Of course, it's more nuanced than that. Neither Gundry nor Bedesen are suggesting that we eat like primates, but rather that we acknowledge that our genotype appears to represent the bridge between hominids and humans. Comparing the APOE from modern day chimps to modern day humans and definitively declaring no evolutionary relationship feels premature to me. We have strong indications that we share a common ancestor from the hominid family. The extinct humans, denisovan hominin, provide the first known finding of APOE-ε4 (identical phenotype with R61, R112, and R158) as modern day humans. Evolutionary timelines suggest that denisovans are thought to have evolved from homo erectus, who in turn appeared to evolve from the hominids- the group consisting of all modern and extinct great apes.

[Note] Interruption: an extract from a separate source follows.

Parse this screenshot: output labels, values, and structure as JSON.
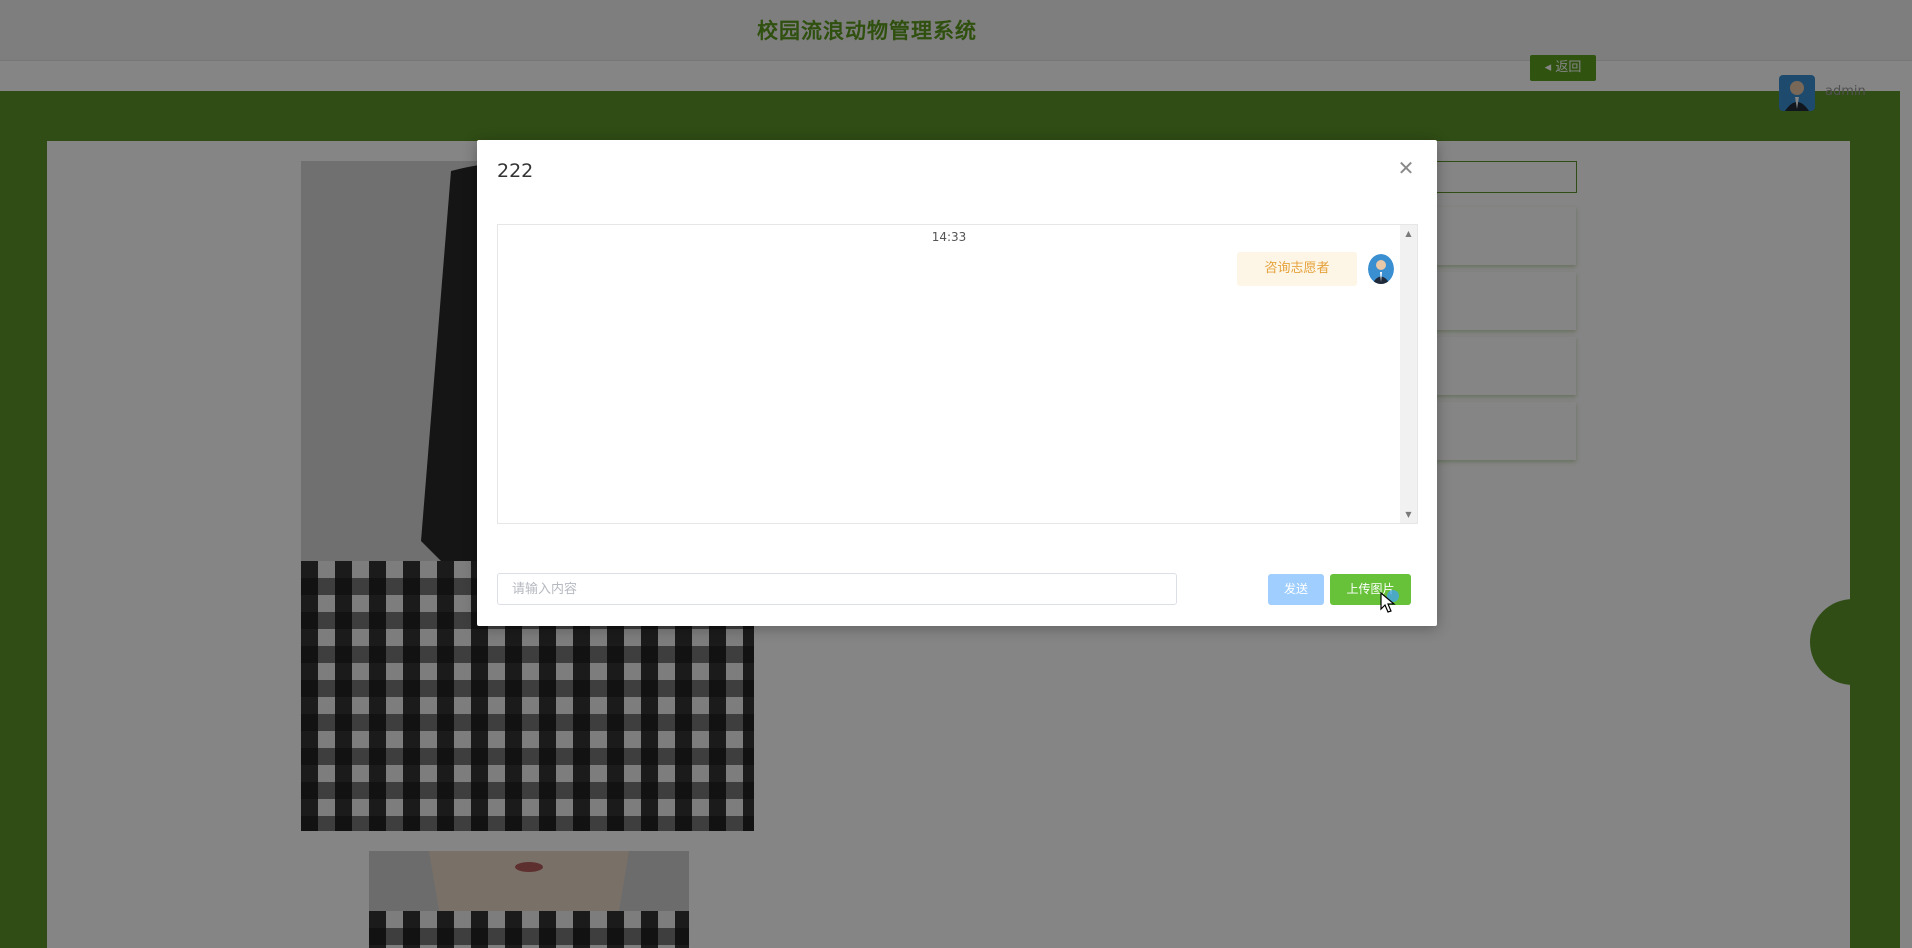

Gundry & Bredesen’s theorize that is was the difference between primate & human APOE that allowed us to become human. There are multiple theories as to why that might have been. Perhaps the pro-inflammatory nature of APOE-ε4 protected us from infection when we came down from the trees onto the savanna and stepped on dung? It may have also have protected us when we began eating raw meat full of disease causing pathogens? Perhaps APOE-ε4 evolved in response to shifts in diet (a thrifty gene), that allowed for fat accumulation when nutrition access fluctuated? These and other theories can be found in box #2 of Raichlen’s paper.
What sets Gundry & Bredesens' theories apart from others is that they both have independently concluded that utilizing a lipid-based (as opposed to glucose-based) metabolism that honors our genotype's preference for fatty acids as fuel to enhance mitochondrial metabolism and neural efficiency. Our ancestors were likely very often in ketosis whether it was due to famine, exercise, or fat consumption from their increased ability to enhance foraging with occasional meat. The way that Gundry & Bredesen are suggesting we achieve ketosis (through fasting, exercise, a specialized HFLC diet with some animal protein) seems to help align our evolutionary mismatch while humbly acknowledging the unknowns of a diet high in saturated animal fat given our propensity for fat accumulation.

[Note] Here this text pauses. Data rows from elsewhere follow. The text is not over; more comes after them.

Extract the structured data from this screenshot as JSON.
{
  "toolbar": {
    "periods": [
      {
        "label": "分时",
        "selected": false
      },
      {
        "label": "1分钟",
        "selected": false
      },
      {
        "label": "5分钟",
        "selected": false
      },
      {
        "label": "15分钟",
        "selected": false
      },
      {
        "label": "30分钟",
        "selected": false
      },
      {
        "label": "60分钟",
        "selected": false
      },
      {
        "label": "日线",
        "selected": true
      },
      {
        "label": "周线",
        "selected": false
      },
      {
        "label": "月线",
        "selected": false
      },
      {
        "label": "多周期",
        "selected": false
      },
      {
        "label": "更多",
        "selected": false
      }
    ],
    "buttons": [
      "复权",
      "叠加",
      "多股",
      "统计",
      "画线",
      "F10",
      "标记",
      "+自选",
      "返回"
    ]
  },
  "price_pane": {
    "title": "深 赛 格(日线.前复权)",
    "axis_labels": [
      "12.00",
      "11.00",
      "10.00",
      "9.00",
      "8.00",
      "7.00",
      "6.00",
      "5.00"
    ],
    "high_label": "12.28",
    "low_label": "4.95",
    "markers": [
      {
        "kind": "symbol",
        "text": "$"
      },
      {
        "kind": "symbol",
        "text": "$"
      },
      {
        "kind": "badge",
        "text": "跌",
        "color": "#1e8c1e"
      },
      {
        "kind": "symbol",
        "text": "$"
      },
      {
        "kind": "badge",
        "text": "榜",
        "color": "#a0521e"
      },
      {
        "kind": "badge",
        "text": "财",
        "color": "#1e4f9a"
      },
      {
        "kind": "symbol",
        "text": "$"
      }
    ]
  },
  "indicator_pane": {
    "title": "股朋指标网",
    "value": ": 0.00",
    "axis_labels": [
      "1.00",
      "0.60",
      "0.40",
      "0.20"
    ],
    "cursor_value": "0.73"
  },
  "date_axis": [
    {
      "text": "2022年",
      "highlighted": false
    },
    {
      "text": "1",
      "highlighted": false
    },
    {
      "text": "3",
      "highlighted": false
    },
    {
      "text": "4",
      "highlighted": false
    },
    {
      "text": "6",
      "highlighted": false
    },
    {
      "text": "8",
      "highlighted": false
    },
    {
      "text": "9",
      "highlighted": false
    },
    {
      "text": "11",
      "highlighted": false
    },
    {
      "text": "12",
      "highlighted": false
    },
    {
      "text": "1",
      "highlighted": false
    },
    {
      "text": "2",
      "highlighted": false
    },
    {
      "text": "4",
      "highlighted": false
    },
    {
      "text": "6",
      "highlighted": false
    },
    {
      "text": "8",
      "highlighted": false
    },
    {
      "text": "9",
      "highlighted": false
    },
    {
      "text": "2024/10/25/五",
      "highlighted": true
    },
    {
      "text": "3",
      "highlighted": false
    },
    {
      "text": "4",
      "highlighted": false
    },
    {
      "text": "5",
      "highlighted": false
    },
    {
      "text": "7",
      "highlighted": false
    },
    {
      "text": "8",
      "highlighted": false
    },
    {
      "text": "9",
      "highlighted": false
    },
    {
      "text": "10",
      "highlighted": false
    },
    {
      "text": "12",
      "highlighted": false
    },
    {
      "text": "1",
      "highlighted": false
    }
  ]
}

Liu's argument that we drive up LDL and Lp(a) feels a little dangerous to me given the pro-inflammatory nature of APOE-ε4. FWIW, neither Gundry nor Bredesen appear to be focused on lowering cholesterol. After all, both propose a ketogenic diet for our population. Gundry only looks at particle size, not number. And, Bredesen would agree with Liu's assessment of statins. Based upon AD mouse studies that he did with every FDA approved drug looking for "dementogens," he found statins (especially cerivastatin) to top the list.